NAD throws in various other features that are desirable in today's audio systems: Bluetooth with aptX HD compression for wireless headphones; multi-zone support; Dirac Live room correction; and control options for most portable devices. And it makes the unit modular, so any new capabilities that come along can be added later.
Simplicity is key. "You don't need a computer; all the complexity has been put under the hood," says Greg Stidsen, Chief Technical Officer with Lenbrook International (owner of the NAD brand).
Of course, the DACs that are built into various products are bound to keep improving. Recent LG V-series ThinQ smartphones, such as the 5G-capable V50, are a notable example, making an improved "32-bit Hi-Fi Quad DAC" a major selling point.
Vincent Luke, Marketing Manager with iFi audio, acknowledges that in the highly competitive phone market, it makes sense for LG to "test the water" with an audiophile-grade DAC/amp, and offer audio that's "a cut above the rest."
But Richard Schramm, Owner of Parasound Products Inc., is skeptical. "They did it because they could," he suggests. "It's an itty-bitty tiny DAC. It doesn't cost them that much." Schramm questions if there's a huge demand for this kind of audio feature.
Of course, in a mobile product, it is debatable how much improvement in sound quality will actually be audible. However, if nothing else, the new LG phones should free users from any need to carry an outboard USB DAC/amp, while delivering comparable audio quality.
The G8 ThinQ smartphone is one of many from LG that includes a Quad 32bit DAC among its audio feature set. The V50 ThinQ, which is not yet available in Canada, boasts the same 32-bit hifi quad DAC, along with DTS:X 3D surround.
LG has been oddly reticent about the amp power of the new phones. But ESS press releases list the output as 2V rms, which should be enough to drive even high-impedance headphones. That would be an odd combo on the subway, to be sure. But we can perhaps imagine more-private listening situations where a portable music source with high audio quality would be worthwhile.

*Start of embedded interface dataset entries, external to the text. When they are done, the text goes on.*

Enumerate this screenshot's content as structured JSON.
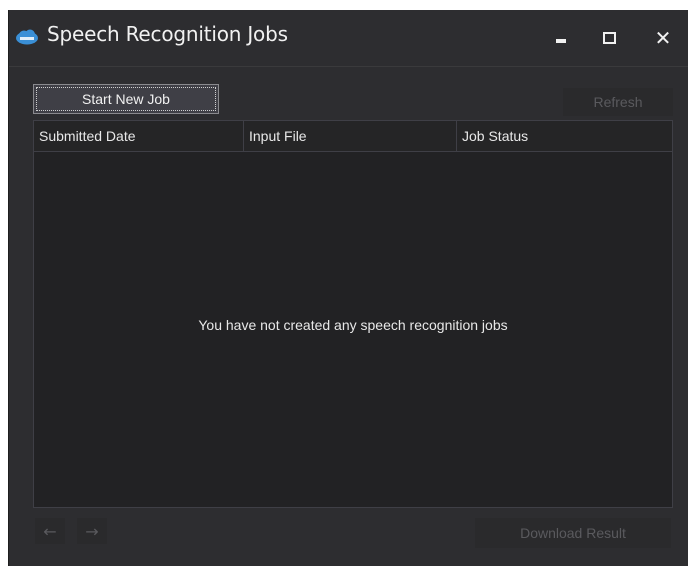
{
  "window": {
    "title": "Speech Recognition Jobs",
    "controls": {
      "minimize_icon": "minimize-icon",
      "maximize_icon": "maximize-icon",
      "close_label": "✕"
    }
  },
  "toolbar": {
    "start_label": "Start New Job",
    "refresh_label": "Refresh"
  },
  "table": {
    "columns": [
      "Submitted Date",
      "Input File",
      "Job Status"
    ],
    "rows": [],
    "empty_message": "You have not created any speech recognition jobs"
  },
  "footer": {
    "back_arrow": "←",
    "forward_arrow": "→",
    "download_label": "Download Result"
  },
  "colors": {
    "window_bg": "#2d2d30",
    "grid_bg": "#222224",
    "text": "#f1f1f1",
    "disabled_text": "#5a5a5e",
    "app_icon_accent": "#3a8fd6"
  }
}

We can also envision future use cases that might be enabled by the existence of such pocket devices. The way we consume music continues to change.